This is one of the myths of the Makawe, a fictional band of people who lived in the Red River Gorge in Kentucky over 1,000 years ago. It’s a small piece of my novel, but a central myth to the story that I’m working through. This isn’t the exact version in the novel, but an adaptation for a short reading I did last summer. It will undoubtedly go through some major revisions as I work on the novel. I read it on WMMT, the radio station at Appalshop on June 7,2014. I was invited to read as part of the Southern Appalachian Writers Cooperative annual literary reading during the Seedtime on the Cumberland Festival.
THE RISE OF THE DEER MAIDEN
Many generations ago, even generations before Grandmother, there was a young girl named Winita. She was the most beautiful girl in the village. The year that she became a woman, she turned away from every man who offered affections. Her dismissal deterred all except one,
Hosimo, whose lean build stirred interest from the other women in the village. He went to Winita several times, bringing her gifts of shell necklaces and perfect apples from the tops of the trees. Each time, Winita sent him away. The two had been close friends in childhood, so she was kind in her rejections at first, but he grew angrier and angrier each time and persisted. His obsession with Winita led Hosimo to follow her everywhere, and she began refusing to speak with him or to accept his gifts. The other women of the village began to drive him away when he came near Winita, so Hosimo disappeared into the forest, his brow dark with desire for what he could not have.
One day, Winita went to the river by herself to bathe, not knowing that Hosimo had never stopped watching her, and was in a tree nearby even then. He grew excited when he realized that Winita was alone and even more excited when she removed her skirt and waded into the river. As Winita bathed and swam, Hosimo slipped quietly down from the tree and stole Winita’s skirt. He thought he could make her give him a chance, that she would have to give him something in return for her skirt, or she would have to walk shamefully back to the village. When Winita returned to the riverbank, there was Hosimo, watching her and waiting. She tried to cover herself, but he pulled her hands away. So Winita kicked Hosimo and ran. He followed, angrier than ever before. He caught Winita by the hair and threw her to the ground, blinded by longing for her to return his feeling, and took away her choice to be with him. Winita fought him, but could not deter Hosimo, could not free herself from his wild grasping. When she tried to scream, he cut off her air to silence her, and in his passion, he choked the life out of her.
Hosimo realized what he had done too late. All the light had gone out of Winita’s eyes, she was now only a vessel that her spirit must be released from. Ashamed of himself, Hosimo wrapped Winita’s skirt around her and carried her scraped and bloody body back to the village.

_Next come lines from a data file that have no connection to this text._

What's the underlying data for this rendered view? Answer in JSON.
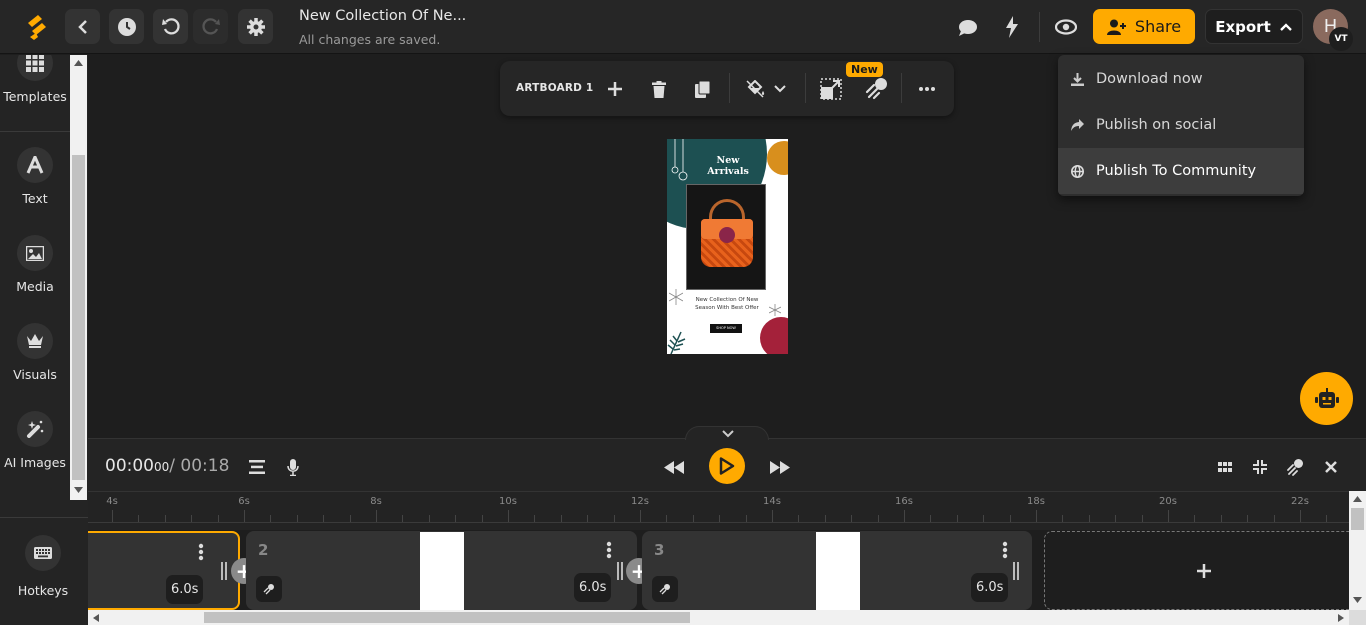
{
  "topbar": {
    "doc_title": "New Collection Of Ne...",
    "doc_status": "All changes are saved.",
    "share_label": "Share",
    "export_label": "Export",
    "avatar_initial": "H",
    "avatar_badge": "VT"
  },
  "colors": {
    "accent": "#ffaa00",
    "background": "#1e1e1e",
    "panel": "#262626"
  },
  "export_menu": {
    "items": [
      {
        "label": "Download now",
        "icon": "download-icon"
      },
      {
        "label": "Publish on social",
        "icon": "share-arrow-icon"
      },
      {
        "label": "Publish To Community",
        "icon": "globe-icon",
        "highlighted": true
      }
    ]
  },
  "sidebar": {
    "items": [
      {
        "label": "Templates",
        "icon": "grid-icon"
      },
      {
        "label": "Text",
        "icon": "text-icon"
      },
      {
        "label": "Media",
        "icon": "image-icon"
      },
      {
        "label": "Visuals",
        "icon": "crown-icon"
      },
      {
        "label": "AI Images",
        "icon": "magic-wand-icon"
      }
    ],
    "hotkeys_label": "Hotkeys"
  },
  "artboard_toolbar": {
    "label": "ARTBOARD 1",
    "new_badge": "New"
  },
  "artboard": {
    "title_line1": "New",
    "title_line2": "Arrivals",
    "description": "New Collection Of New Season With Best Offer",
    "cta": "SHOP NOW"
  },
  "player": {
    "current_time": "00:00",
    "current_frames": "00",
    "total_time": "/ 00:18"
  },
  "ruler": {
    "labels": [
      "4s",
      "6s",
      "8s",
      "10s",
      "12s",
      "14s",
      "16s",
      "18s",
      "20s",
      "22s"
    ]
  },
  "clips": [
    {
      "number": "",
      "duration": "6.0s",
      "selected": true
    },
    {
      "number": "2",
      "duration": "6.0s",
      "selected": false
    },
    {
      "number": "3",
      "duration": "6.0s",
      "selected": false
    }
  ],
  "add_clip_label": "+"
}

When he confessed his actions to the elders, they bickered about what should be done with him. The male elders thought Hosimo should be castrated for using his manhood as a weapon. The female elders wanted him killed for taking Winita’s life. Hosimo sat and listened while they debated through the night about his fate. When the moon started to set, the two-spirit one interrupted the elders’ arguing. He said they must not,in all of this, forget to release the spirit of Winita.

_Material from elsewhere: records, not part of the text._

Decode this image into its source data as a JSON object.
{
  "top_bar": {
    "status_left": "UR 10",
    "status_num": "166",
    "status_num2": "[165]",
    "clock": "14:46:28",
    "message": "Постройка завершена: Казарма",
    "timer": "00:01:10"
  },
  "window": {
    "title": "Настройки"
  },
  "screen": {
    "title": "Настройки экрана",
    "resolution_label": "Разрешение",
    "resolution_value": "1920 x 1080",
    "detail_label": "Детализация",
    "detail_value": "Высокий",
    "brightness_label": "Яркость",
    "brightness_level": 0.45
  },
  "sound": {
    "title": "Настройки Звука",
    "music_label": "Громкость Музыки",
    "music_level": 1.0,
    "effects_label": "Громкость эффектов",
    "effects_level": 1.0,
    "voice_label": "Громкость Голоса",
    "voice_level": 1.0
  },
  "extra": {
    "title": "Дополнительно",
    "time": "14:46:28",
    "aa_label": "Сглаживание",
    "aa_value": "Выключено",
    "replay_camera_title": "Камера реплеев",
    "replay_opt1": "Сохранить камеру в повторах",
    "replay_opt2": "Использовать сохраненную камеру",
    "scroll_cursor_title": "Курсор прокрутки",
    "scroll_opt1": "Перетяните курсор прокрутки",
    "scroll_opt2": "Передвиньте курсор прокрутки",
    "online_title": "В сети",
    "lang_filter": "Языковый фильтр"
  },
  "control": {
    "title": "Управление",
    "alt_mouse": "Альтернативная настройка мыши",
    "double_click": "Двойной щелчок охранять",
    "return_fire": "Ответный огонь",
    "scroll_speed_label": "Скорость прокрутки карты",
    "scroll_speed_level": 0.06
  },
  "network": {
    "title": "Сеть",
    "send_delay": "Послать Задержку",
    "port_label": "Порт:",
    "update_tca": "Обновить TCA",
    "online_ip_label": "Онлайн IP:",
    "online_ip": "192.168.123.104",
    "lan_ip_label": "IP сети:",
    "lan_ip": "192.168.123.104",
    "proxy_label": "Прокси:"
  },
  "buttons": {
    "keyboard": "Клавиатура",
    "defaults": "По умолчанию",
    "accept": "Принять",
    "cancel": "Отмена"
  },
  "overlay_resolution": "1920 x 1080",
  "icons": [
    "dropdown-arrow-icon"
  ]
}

So the village prepared a palakeen for Winita and wrapped her body in a white deer hide before carrying her up to Koona Kis where they burned her body according to the tradition. When the elders blessed her spirit to rise, sparks flew from the fire, causing the people of the village to draw back. The flames from Winita’s body burned high and hot, and in only a moment, her body transformed into smoldering ash. What arose then was not the smoke of the spirit that the Makawe expected, but something that no one had seen before.
A fawn lay in the ash, its head curled nearly under itself, shaking as if afraid of something nearby. But then it stood and shook off the ash. Its body looked like any fawn’s, spotted and tan, with four legs and a tail. But instead of a fawn’s face, with wide eyes and twitching ears, the upper body of a woman—of Winita—grew out of its neck. Her body was taller than it had been in her life, and her shoulders broader and stronger. She had a quiver strapped to her back and carried a short bow in one hand. Atop her head was two wide branches of antlers, each prong tipped in blood.
The people cowered as she walked around, looking into each man’s face. Her jawline still held the beauty of her youth, but the blacks of her eyes were widened, like a deer’s. When she looked toward the torch used to light her pyre, they glowed against the darkness behind her. When she drew close to Hosimo, he ran from her. The Deer Maiden caught him easily, cornered him against a crabapple tree. He begged her to forgive him. In response, she pulled an arrow from her quiver, drew the bow, and fired a shot through his heart, pinning him to the tree. His blood seeped into the tree roots, making the seed forever poisonous and the fruit sour.
Deer Maiden turned to the people and said that she could see in every man the potential for what Hosimo became, and that the men should live apart from the women. They could come only during the buffalo migration, offering the bounty for women’s favors, so the line of the Makawe could continue. This is the tradition we still follow. And Deer Maiden watches eternally from the forest—any man who does not comply with a woman’s choice will meet the same fate as Hosimo.